prizes should encourage officers to advance in knowledge of their profession. At the same time, those who fail to attain a required standard of proficiency should be compulsorily retired from the Army.—Mr. A. E. Keeton writes a graceful study of the genius of Mozart appropriate to the hundred and fiftieth anniversary of the composer's birth, which took place in January. The writer bids us realise how great was Mozart's work by remembering how little modern music there was when he began to write. In this sense his task was a far harder one than that

of Beethoven, who found s,o much ground already cleared for him, for Mozart fully inspired and humanised the musical forms which had been newly developed, though Haydn had, Of course, begun the process.—Mr. L. Villari gives a terrible account of the treatment of the Jews in the late disturbances in Russia. It is hard to believe that any good can come out of a governing class which assisted the population to massacre and plunder the Jews, so that attention should be diverted from the demands of the reformers. We are told that at Rostoff, after the shops had been plundered, "ladies and gentlemen of the best Russian society went out to make purchases." The fire brigade looked at the burning houses, and then went home ; and the police pointed out houses to the rioters who were destroying, saying : "There are no Jews here ; move on, please." Mr. Villari acquits Count Witte's Government of inciting the mob, but says that this Govern- ment was entirely disregarded by the local authorities, who had power to keep order had they chosen to do so.

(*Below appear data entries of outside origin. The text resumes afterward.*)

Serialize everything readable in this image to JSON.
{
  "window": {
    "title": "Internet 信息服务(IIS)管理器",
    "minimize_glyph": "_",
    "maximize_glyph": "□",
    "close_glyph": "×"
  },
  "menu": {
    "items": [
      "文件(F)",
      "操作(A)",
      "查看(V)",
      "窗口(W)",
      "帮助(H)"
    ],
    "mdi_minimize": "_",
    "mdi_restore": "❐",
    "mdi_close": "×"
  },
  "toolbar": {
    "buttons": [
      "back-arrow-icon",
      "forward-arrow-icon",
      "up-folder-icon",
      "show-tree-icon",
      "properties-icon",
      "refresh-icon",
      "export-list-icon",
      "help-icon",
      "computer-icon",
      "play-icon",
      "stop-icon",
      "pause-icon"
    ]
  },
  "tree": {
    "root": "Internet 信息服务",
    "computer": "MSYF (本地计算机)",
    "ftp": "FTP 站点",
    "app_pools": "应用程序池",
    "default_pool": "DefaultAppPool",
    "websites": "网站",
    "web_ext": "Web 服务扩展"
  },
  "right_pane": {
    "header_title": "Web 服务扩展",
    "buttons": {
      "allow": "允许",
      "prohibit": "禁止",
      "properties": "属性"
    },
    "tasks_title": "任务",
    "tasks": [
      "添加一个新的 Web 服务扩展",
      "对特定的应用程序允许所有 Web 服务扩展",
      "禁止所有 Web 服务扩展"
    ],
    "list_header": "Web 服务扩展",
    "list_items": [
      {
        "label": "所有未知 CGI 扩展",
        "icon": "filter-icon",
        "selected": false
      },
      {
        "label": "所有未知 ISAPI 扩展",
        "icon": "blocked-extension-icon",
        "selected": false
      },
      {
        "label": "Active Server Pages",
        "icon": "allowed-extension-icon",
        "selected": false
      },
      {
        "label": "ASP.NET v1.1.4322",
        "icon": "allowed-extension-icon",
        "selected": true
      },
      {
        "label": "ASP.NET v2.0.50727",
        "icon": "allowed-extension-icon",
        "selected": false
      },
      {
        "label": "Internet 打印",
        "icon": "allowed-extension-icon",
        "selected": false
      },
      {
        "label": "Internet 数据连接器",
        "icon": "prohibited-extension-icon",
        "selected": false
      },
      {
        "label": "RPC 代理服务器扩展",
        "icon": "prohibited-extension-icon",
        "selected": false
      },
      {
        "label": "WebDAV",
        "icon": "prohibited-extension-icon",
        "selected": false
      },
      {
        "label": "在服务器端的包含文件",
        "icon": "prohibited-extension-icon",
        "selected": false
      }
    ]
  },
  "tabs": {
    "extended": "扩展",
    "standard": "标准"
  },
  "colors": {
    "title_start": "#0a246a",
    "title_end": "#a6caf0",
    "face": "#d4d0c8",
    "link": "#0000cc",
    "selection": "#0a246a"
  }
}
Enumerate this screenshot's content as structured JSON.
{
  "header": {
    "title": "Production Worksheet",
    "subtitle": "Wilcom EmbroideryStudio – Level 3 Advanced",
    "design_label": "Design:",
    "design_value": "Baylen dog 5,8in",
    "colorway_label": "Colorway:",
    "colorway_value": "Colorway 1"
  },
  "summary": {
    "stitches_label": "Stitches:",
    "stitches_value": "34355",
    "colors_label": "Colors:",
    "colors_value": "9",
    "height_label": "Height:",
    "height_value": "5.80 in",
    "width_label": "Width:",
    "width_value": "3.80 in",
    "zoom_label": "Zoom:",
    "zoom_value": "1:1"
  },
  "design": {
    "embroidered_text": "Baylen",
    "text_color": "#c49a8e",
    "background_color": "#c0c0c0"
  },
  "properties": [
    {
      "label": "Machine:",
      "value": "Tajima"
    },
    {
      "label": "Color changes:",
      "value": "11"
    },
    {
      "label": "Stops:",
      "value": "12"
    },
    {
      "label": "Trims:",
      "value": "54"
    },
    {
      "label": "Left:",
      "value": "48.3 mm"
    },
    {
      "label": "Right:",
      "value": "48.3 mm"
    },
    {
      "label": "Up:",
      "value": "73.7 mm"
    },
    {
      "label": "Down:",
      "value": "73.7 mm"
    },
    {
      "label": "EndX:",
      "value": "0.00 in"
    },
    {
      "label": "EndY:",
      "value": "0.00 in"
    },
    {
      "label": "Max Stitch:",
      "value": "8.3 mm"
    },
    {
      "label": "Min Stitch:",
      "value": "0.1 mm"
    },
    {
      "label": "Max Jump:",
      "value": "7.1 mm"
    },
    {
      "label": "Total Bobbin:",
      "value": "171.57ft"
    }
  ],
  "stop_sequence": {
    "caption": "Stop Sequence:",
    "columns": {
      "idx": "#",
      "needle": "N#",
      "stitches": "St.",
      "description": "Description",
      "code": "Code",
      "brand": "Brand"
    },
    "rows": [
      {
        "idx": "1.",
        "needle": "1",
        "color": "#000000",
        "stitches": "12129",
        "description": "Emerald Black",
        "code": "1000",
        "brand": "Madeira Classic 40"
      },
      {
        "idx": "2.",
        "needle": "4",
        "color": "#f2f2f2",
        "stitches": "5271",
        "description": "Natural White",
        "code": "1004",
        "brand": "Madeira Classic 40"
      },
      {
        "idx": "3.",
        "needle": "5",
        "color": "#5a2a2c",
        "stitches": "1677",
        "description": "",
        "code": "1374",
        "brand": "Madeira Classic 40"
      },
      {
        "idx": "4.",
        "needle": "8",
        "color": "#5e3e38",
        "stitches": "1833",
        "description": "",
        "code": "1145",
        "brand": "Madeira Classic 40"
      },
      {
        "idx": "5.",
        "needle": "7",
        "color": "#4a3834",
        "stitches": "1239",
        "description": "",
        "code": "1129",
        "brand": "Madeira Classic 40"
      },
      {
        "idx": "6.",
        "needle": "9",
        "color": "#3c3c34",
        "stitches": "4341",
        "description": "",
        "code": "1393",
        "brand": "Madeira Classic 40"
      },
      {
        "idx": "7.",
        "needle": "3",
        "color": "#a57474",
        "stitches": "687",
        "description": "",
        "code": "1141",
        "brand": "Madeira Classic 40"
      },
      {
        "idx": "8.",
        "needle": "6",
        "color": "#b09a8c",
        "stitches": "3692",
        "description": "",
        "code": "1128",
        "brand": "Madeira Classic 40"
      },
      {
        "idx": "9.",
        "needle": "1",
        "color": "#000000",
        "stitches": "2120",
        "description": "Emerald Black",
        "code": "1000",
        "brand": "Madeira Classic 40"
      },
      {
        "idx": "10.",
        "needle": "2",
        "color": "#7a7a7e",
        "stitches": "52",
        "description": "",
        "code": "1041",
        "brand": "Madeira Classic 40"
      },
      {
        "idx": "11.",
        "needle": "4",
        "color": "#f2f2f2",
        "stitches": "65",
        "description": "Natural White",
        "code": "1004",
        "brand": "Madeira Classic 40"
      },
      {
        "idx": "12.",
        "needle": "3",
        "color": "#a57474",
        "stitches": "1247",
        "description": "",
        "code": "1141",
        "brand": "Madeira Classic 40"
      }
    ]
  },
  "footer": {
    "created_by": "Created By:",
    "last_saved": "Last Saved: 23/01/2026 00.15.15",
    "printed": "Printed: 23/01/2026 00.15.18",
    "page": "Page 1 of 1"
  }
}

In the Independent Review Canon Barnett discusses the education question, and propounds a plan by which the local education authorities should be able to buy, not all. Voluntary schools, but only those which are the only buildings in the school area. He would then let the local authorities settle

the question of the religious teaching themselves. Canon Barnett says he does not anticipate that this would cause strife, though it must be confessed the plan is of the nature of scattering apples of discord. There would seem by it to be no finality ; aggrieved minorities would be able perpetually to start the controversy anew. No doubt the plan would make the problem easier for the Government, ps they, would simply put on some one else the settlement of the principal difficulty. But is not a national settlement more easily accepted than a local one —The possibilities of trans- lations are always interesting. Whether an author can be made to deliver his messwe in a foreign tongue we suppose largely depends on the nature of the work translated. The newest translation of King Lear into French by "Pierre Loti " and Emile Vedel is discussed by Miss Marjorie Strachey. We are given instances, and we must agree with the writer that the work has been done most inefficiently. It is pointed out that the great difficulty of rendering Shakespeare into French is the adequate translation of the compound adjectives in phrases like "the temple- haunting martlet " and "angels trumpet-tongued." "In French, the composite adjective must be decomposed, so that, ,in place of the compact vigour of the original idiom, we must be satisfied with such weak expressions as 'the martlet that haunts temples,' or such grotesque ones as 'angels with tongues like trumpets." Another difficulty is how to trans- late the effect of the pointed use of a Saxon word "standing out on a Latin background."